Berlin (GER), December 2006 - (by Susanne Köhler) "Informal Learning" was one of the buzzwords around in the halls of ONLINE EDUCA BERLIN. A plenary session focussed on Informal Learning and the role it plays at all stages of life.
Informal Learning is everywhere or, as Kevin Wheeler of Global Learning Resources, Inc., put it: "How we went from Informal Learning to Formal Learning and Back Again". He stressed the connection between industrial development and education, pointing out that in this century, we are indeed returning to an informal, individual way of learning - admittedly on a high-technology level and with a clear trend toward mass individualization in learning programs that could come only with the appropriate technology.
But where do we go from here? There seems to be a wide field of open questions out in the plains of informal learning where the digital natives are putting their eLearning tents up. The demand "No talks around the water cooler" has become quite obsolete, as Jay Cross, Internet Time Group, and author of the book "Informal Learning" attested.

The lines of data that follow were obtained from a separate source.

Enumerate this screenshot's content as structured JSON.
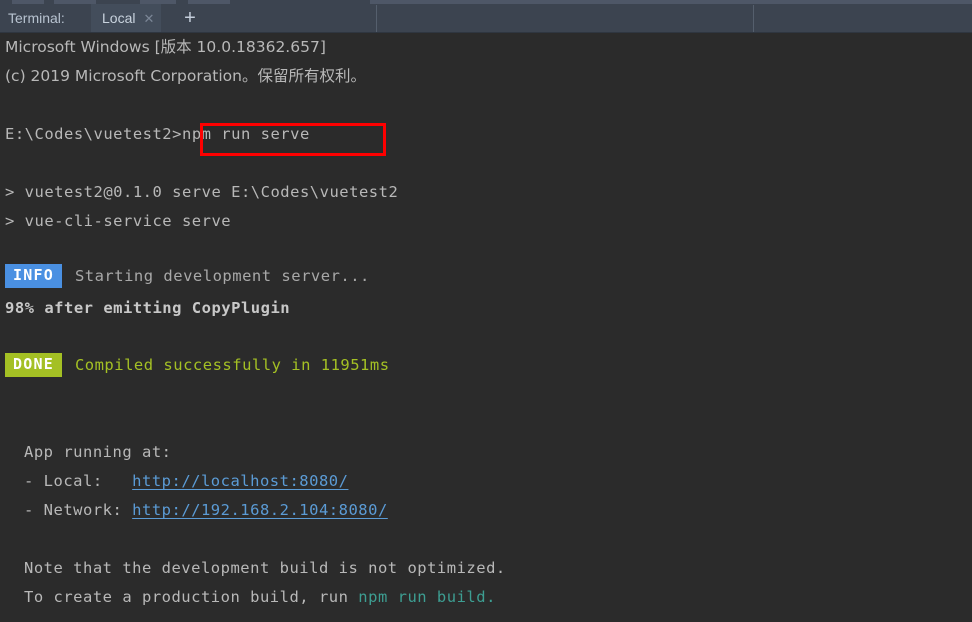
{
  "tab_bar": {
    "terminal_label": "Terminal:",
    "tabs": [
      {
        "title": "Local",
        "close_icon": "close-icon",
        "active": true
      }
    ],
    "add_tab_icon": "plus-icon",
    "colors": {
      "bar_bg": "#3c4450",
      "active_tab_bg": "#434d5b",
      "text": "#c9d3de"
    }
  },
  "terminal": {
    "background": "#2b2b2b",
    "default_text_color": "#b8b8b8",
    "lines": [
      {
        "id": "windows-version",
        "text": "Microsoft Windows [版本 10.0.18362.657]"
      },
      {
        "id": "copyright",
        "text": "(c) 2019 Microsoft Corporation。保留所有权利。"
      },
      {
        "id": "prompt-path",
        "text": "E:\\Codes\\vuetest2>",
        "command": "npm run serve"
      },
      {
        "id": "npm-package",
        "text": "> vuetest2@0.1.0 serve E:\\Codes\\vuetest2"
      },
      {
        "id": "npm-script",
        "text": "> vue-cli-service serve"
      },
      {
        "id": "info-line",
        "badge": "INFO",
        "text": "Starting development server..."
      },
      {
        "id": "progress-line",
        "text": "98% after emitting CopyPlugin"
      },
      {
        "id": "done-line",
        "badge": "DONE",
        "text": "Compiled successfully in 11951ms"
      },
      {
        "id": "app-running",
        "text": "App running at:"
      },
      {
        "id": "local-url",
        "label": "- Local:   ",
        "url": "http://localhost:8080/"
      },
      {
        "id": "network-url",
        "label": "- Network: ",
        "url": "http://192.168.2.104:8080/"
      },
      {
        "id": "note-1",
        "text": "Note that the development build is not optimized."
      },
      {
        "id": "note-2",
        "prefix": "To create a production build, run ",
        "command": "npm run build",
        "suffix": "."
      }
    ]
  },
  "annotation": {
    "type": "red-rectangle",
    "color": "#fe0000",
    "targets": "npm run serve"
  }
}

Learning just happens - sometimes particularly around the water cooler. So let there be more water coolers - and then add comfy chairs, sofas, and an espresso machine so that employees, who happen to be people, can chat and exchange ideas. That's how they will learn.

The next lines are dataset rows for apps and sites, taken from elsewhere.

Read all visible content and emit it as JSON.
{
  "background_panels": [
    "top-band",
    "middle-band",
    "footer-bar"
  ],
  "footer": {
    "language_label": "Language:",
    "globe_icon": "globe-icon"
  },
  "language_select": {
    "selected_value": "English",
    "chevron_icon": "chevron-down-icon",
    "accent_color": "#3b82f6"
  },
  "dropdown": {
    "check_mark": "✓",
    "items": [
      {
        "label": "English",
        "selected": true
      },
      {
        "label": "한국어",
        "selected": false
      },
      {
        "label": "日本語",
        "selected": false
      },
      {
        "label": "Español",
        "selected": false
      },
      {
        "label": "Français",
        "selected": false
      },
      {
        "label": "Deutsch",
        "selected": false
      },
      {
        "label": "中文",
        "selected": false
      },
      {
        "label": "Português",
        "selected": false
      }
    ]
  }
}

So is it Learning or Working? At IBM, it's both, said Dr. Yael Ravin, who heads the company's Center for Advanced Learning. While there are water coolers at IBM, the need to keep a community of 300,000 people well connected demands more than just watering holes. Within the IBM Intranet, each employee has access to his or her own personal platform that is equipped with a wide variety of e-tools such as wikis, blogs, bookmarks, and more.
And it was left to Dr. Ravin to say very clearly, that -yes, there is a generation of digital natives at our doorsteps, but we still need our people to be well trained and skilled in a formal way, and a passion for informal learning needs to be instilled during their traditional education.
Mike McKeown of Cisco Systems UK Education Business Development finally wrapped it all up, in the true sense of the term. His presentation on how technology is transforming informal learning was introduced by a stunning demonstration on folding a shirt in two seconds - via a video clip from a Web 2.0 application, discovered by a digital native in his own family who had learned to fold his shirts ... very informally.